#### [DIRECTIONS]
Among the entries that follow, how many lines contain the string "icon"? Write the number alone.
---------- RECORDS FOR THE TASK
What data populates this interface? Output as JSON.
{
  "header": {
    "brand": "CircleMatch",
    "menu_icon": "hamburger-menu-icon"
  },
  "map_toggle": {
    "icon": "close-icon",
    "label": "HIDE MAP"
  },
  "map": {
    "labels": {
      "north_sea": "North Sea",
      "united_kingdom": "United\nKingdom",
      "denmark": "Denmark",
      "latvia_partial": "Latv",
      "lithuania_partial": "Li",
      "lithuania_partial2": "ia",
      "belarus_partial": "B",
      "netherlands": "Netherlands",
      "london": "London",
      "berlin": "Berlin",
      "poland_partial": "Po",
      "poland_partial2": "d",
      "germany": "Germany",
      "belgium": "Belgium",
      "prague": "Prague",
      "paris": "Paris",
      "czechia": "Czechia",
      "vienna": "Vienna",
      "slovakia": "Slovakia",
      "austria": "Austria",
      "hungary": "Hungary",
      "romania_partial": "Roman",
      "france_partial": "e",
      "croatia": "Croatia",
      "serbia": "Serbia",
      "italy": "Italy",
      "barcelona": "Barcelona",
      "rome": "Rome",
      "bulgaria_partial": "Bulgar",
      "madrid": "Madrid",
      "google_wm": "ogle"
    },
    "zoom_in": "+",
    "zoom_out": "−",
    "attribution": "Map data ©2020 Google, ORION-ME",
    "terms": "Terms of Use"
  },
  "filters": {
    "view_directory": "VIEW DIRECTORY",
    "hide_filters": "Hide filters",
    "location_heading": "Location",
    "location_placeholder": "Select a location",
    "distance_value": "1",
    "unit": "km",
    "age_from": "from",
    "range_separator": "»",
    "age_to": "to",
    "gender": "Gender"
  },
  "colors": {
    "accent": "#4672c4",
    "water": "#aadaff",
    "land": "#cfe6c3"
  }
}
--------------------
#### [RESPONSE]
2